The Claas Foundation has awarded its annual prizes, totalling around €50,000, to students from agricultural and engineering faculties in recognition of their final theses.
The winners received their prizes at the Claas Greenhouse in Harsewinkel on the 19th of October. The main winners gave brief presentations to outline their work.
Cathrina Claas-Mühlhäuser, chair of the Board of Trustees since 2021, was delighted to welcome another batch of young professionals from seven European countries and Africa. “Talented youngsters from the areas of agriculture and engineering are vital to overcoming the challenges we are currently facing and will continue to face going forward.”
The individual prizes were awarded as follows:
- 1st prize: Patricia Ulbricht was awarded the leading prize for her Bachelor’s thesis on regenerative agriculture, which she wrote at the University of Leipzig. She will receive financial support totalling €7,200.
- 2nd prize: Paul Speitelsbach from the University of Hohenheim worked on the design of a tine-based traction system for lightweight robots used in the field. His thesis took second place with prize money of €6,000.
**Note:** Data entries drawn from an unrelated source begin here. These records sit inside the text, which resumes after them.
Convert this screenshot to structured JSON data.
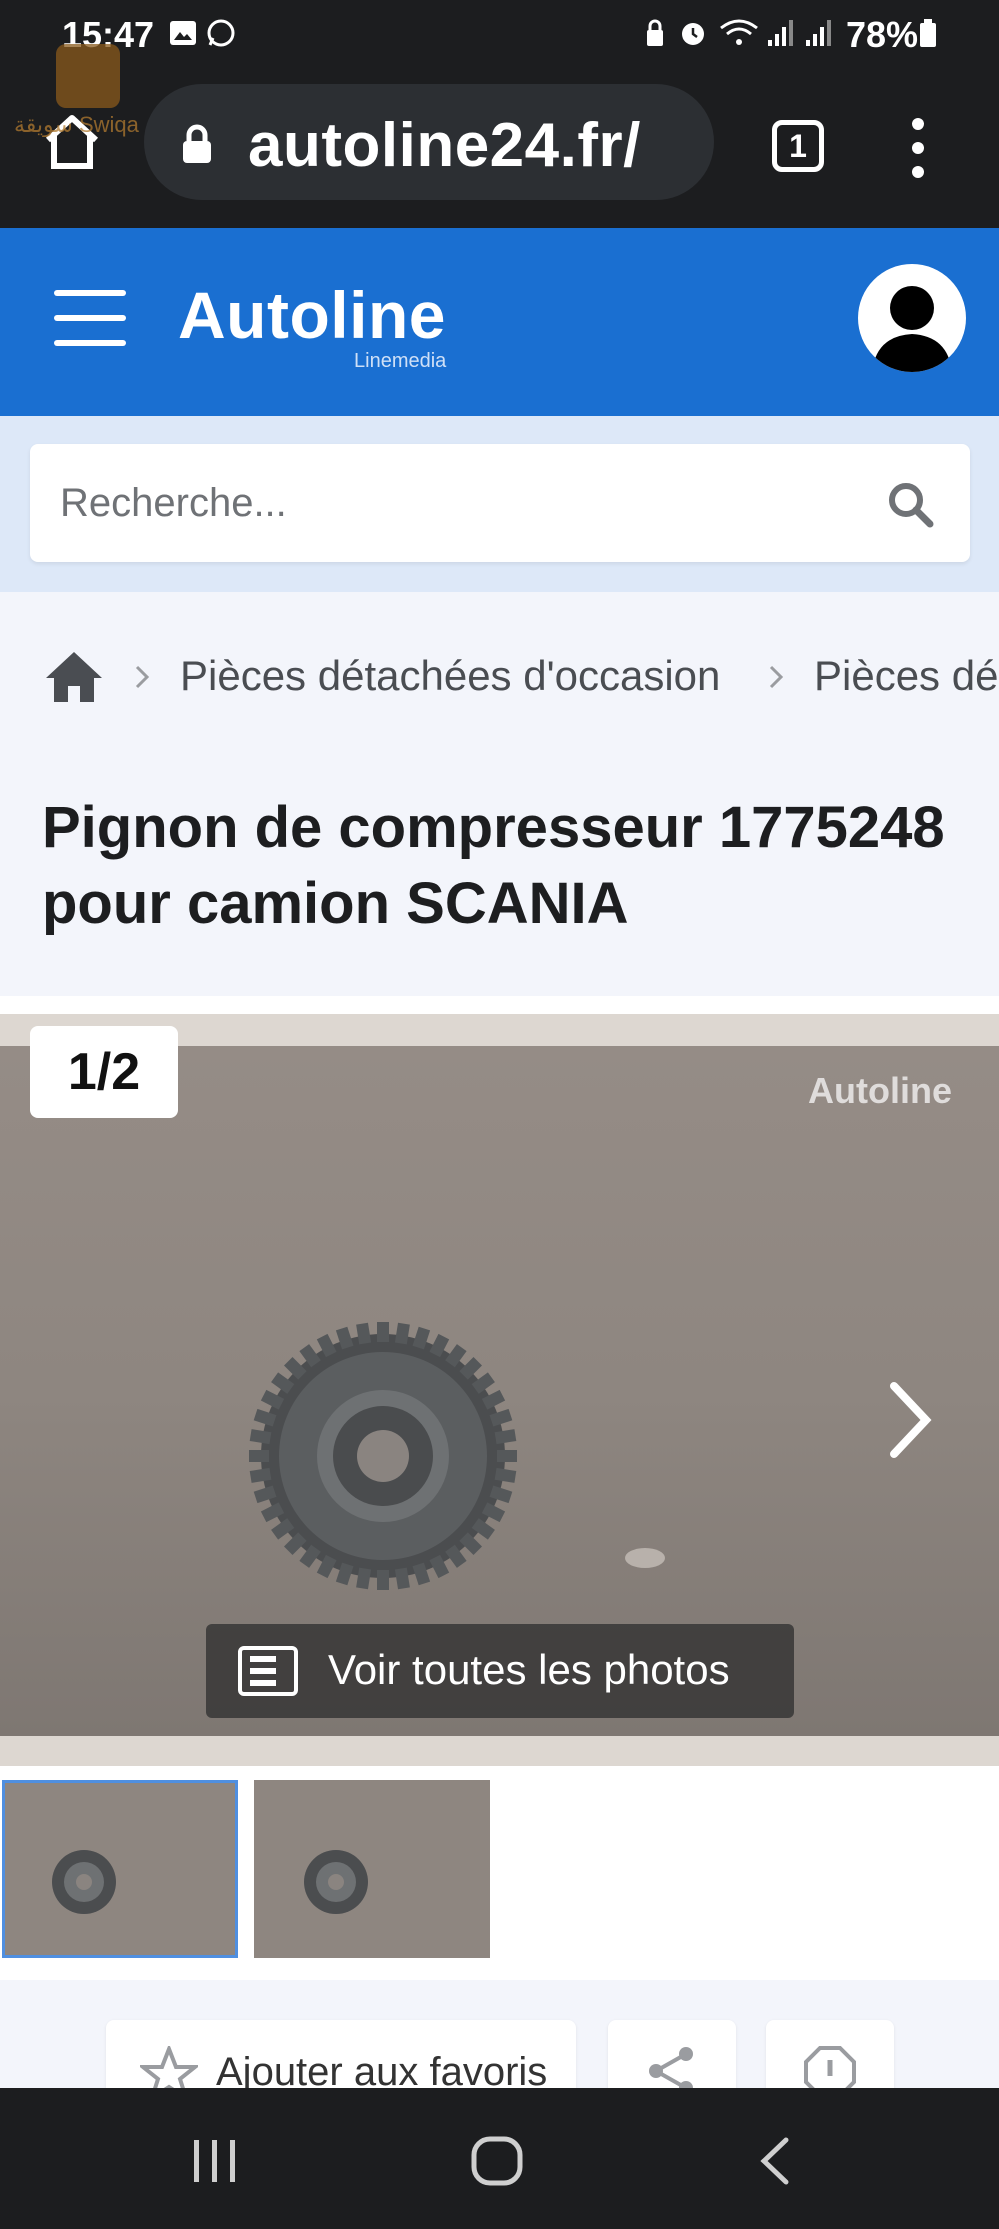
{
  "status_bar": {
    "time": "15:47",
    "battery": "78%"
  },
  "browser": {
    "url": "autoline24.fr/",
    "tab_count": "1"
  },
  "watermark": {
    "text": "سويقة Swiqa"
  },
  "header": {
    "brand": "Autoline",
    "brand_sub": "Linemedia"
  },
  "search": {
    "placeholder": "Recherche..."
  },
  "breadcrumb": {
    "items": [
      "Pièces détachées d'occasion",
      "Pièces dé"
    ]
  },
  "title": "Pignon de compresseur 1775248 pour camion SCANIA",
  "gallery": {
    "counter": "1/2",
    "photo_watermark": "Autoline",
    "all_photos_label": "Voir toutes les photos"
  },
  "actions": {
    "favorite_label": "Ajouter aux favoris"
  },
  "colors": {
    "brand_blue": "#1a6fd1",
    "chrome_dark": "#1c1d1f",
    "search_band": "#dde8f8"
  }
}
- 3rd prize: A student at Harper Adams University in the United Kingdom, Richard Geary, won the third prize. His thesis entitled “Maize Belongs to the Farmer, Not the Field” investigates the optimisation of harvesting technology and earned him a grant of €4,800.
- 4th prize: Lasse Clausen analysed the use of a Claas combine harvester in the field. The graduate of Neubrandenburg University of Applied Sciences received €3,600 in prize money.
Bonus prizes – Four bonus prizes, each worth €1,500, were awarded in addition to the annual scholarships.
- A student of Harper Adams University in England, John David Kendal Morgan, received the prize in the category of Technical Solutions to Improve Animal Welfare. His thesis explored the development of a low-cost imaging system to analyse the behaviour of poultry in small Kenyan pens.
- James Patrick Nicol Shaw, also a graduate of Harper Adams University, won in the category of Improved Nutrient Management for Food Production. His thesis investigated the mechanical durability of digestate pellets.
- Coming first in the Technical Engagement category, Nathanael Ebertshäuser used field testing to determine and compare the rolling resistances of three tractors. He is a graduate of the University of Hohenheim.
- Jessica Emminghaus – also from the University of Hohenheim – won in the Innovation category with her thesis on electrification in agricultural technology.
AgTex Doctoral Thesis Prize (Agricultural Engineering Doctoral Prize)
Malte von Bloh received this year’s inaugural doctoral prize in the field of agricultural engineering, which is endowed with €5,000. Von Bloh researches the digital monitoring of plants in his doctoral project at Technische Universität München. Dr Hermann Garbers, Deputy Chairman of the Board of Trustees, is patron of the award.
International Student Prizes
The International Student Prizes worth €2,000 each were awarded to Henk Nap from Wageningen University (Netherlands), Christian Ciocirlie from the University of Life Sciences “King Mihai I” Timisoara (Romania), Benjamín Zvara from the Slovak University of Agriculture in Nitra (Slovakia), János Péter Jakus from Budapest BME University (Hungary) and Maciej Kubicki from Poznan University of Life Sciences (Poland). The Weihenstephan-Triesdorf scholarship went to Ibrahima Traore from Guinea.
The Claas Foundation was founded in 1999 and has awarded scholarships, bonus prizes and international prizes on an annual basis. It works with an international jury of experts from agricultural sciences and cooperates with universities in Germany and abroad.